But I wanted to say first that I’m honored to be in the company I’m in tonight—Stephen Henderson himself and also the other recipients of this award that bears his name, people whose work I’ve admired so long. You know the list. But I’d wanted to especially underline my debt to Sherley Anne Williams who was the recipient of the Stephen Henderson Award in 1998, the year before she died. I met her when she was at Cornell in the early 1980s. My encounter (in my 30s) with the brilliant unwieldiness of her two poetry books—The Peacock Poems and especially Some One Sweet Angel Chile—well, that encounter continues to be a very big presence in my life as a writer. The books are multiple, the poetry is insistent and vocal and interior and specific—the poetry is beyond category. I taught one of the whole sections of the second book (Letters from a New England Negro) in the 90s and I still recall the day that two of my best students—Yolanda Whitehead and Cherie Reid—appeared together in my office, very excited and wanting to talk more about the work. Ms. Reid had a Xerox and I saw that at the place in one poem where Sherley Williams talked about hair, about the ambivalent desire for “such patient plaiting of my tangled hair” and for a scarf to “cover now/ my wild and sullen head,” Ms. Reid had written one word in the margin, “Beautiful.”

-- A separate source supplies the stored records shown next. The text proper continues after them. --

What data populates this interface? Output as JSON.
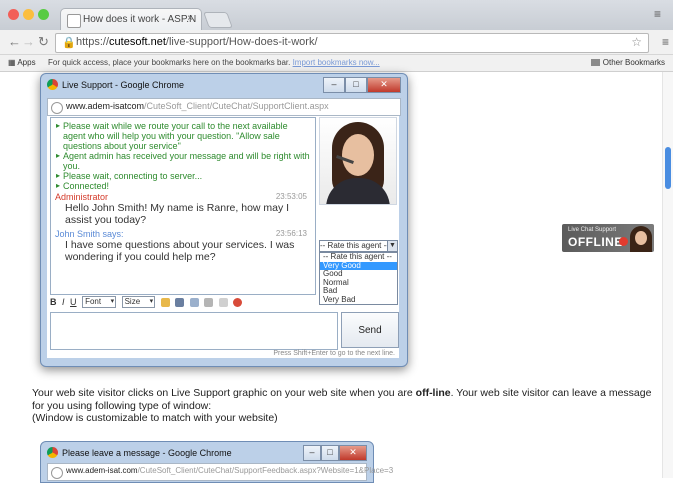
{
  "browser": {
    "tab_title": "How does it work - ASP.N",
    "tab_close": "×",
    "url_host": "cutesoft.net",
    "url_prefix": "https://",
    "url_path": "/live-support/How-does-it-work/",
    "apps_label": "Apps",
    "bookmarks_hint": "For quick access, place your bookmarks here on the bookmarks bar.",
    "bookmarks_import_link": "Import bookmarks now...",
    "other_bookmarks": "Other Bookmarks"
  },
  "popup": {
    "title": "Live Support - Google Chrome",
    "url_host": "www.adem-isatcom",
    "url_path": "/CuteSoft_Client/CuteChat/SupportClient.aspx",
    "system_lines": [
      "Please wait while we route your call to the next available agent who will help you with your question. \"Allow sale questions about your service\"",
      "Agent admin has received your message and will be right with you.",
      "Please wait, connecting to server...",
      "Connected!"
    ],
    "agent_name": "Administrator",
    "agent_time": "23:53:05",
    "agent_message": "Hello John Smith! My name is Ranre, how may I assist you today?",
    "visitor_name": "John Smith says:",
    "visitor_time": "23:56:13",
    "visitor_message": "I have some questions about your services. I was wondering if you could help me?",
    "rating_select": "-- Rate this agent --",
    "rating_options": [
      "-- Rate this agent --",
      "Very Good",
      "Good",
      "Normal",
      "Bad",
      "Very Bad"
    ],
    "rating_selected_index": 1,
    "format_bold": "B",
    "format_italic": "I",
    "format_underline": "U",
    "font_select": "Font",
    "size_select": "Size",
    "send_label": "Send",
    "footer_text": "Press Shift+Enter to go to the next line."
  },
  "offline_badge": {
    "small": "Live Chat Support",
    "big": "OFFLINE"
  },
  "page": {
    "para1_prefix": "Your web site visitor clicks on Live Support graphic on your web site when you are ",
    "para1_bold": "off-line",
    "para1_suffix": ". Your web site visitor can leave a message for you using following type of window:",
    "para2": "(Window is customizable to match with your website)"
  },
  "popup2": {
    "title": "Please leave a message - Google Chrome",
    "url_host": "www.adem-isat.com",
    "url_path": "/CuteSoft_Client/CuteChat/SupportFeedback.aspx?Website=1&Place=3"
  },
  "colors": {
    "system_text": "#2e8b2e",
    "agent_name": "#d43a2a",
    "visitor_name": "#5a8ad6",
    "scroll_thumb": "#4a8de1",
    "dropdown_selected": "#3399ff",
    "offline_dot": "#e23b2e"
  },
  "icons": {
    "back": "back-arrow-icon",
    "forward": "forward-arrow-icon",
    "reload": "reload-icon",
    "lock": "lock-icon",
    "star": "star-icon",
    "menu": "hamburger-menu-icon"
  }
}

The poem Giscombe promised to read, the one in which he steals Henderson’s line, is itself rather “beautiful” and follows below. It is entitled “Three Ideas About the Future” and comes from his second book of poetry, Here (Dalkey Archive, 1994). Please join us in congratulating Professor Cecil Giscombe on this significant accomplishment.
Three Ideas About the Future
No real chance against the hidden facts ahead, the long view
forward into tighter & tighter cadences, to myself on the edge of them
all inscrutable, looking like nothing—
no chance in the ugly face of what’s coming, its moments
hanging over that landscape
(like heat or like the wilderness of voices
—this is a paltry given, this is scant news & no speaker here saying so or has to be
At the edge of some heart
it was my father giving me money, an extra 10
sometimes even a 20 slipped to me at the airport
to keep, he’d say, the ha’nts off you
which was language & not here or here
in the world but words for the attitude that was
& which sd If you can see it coming you can buy a way out
that love alone doesn’t do, empty pockets don’t
In Syracuse a line of Southern Railway boxcars I saw once
January 1978 in truth, uncorrected, each painted
LOOK AHEAD-LOOK SOUTH, the new slogan then
a long fragment of the 1-2-3 disembodied on a siding
the future looking unbearable based on the foreground
(the site, the conditions coupled
& all between that & exactly here ritual
improvised at best, that
that or the touted specificity of winter in upstate NY—
the attitude worries the line through the service belt around Syracuse
what the line of boxcars says, where
& how it says to look meant
Look at yourself, I saw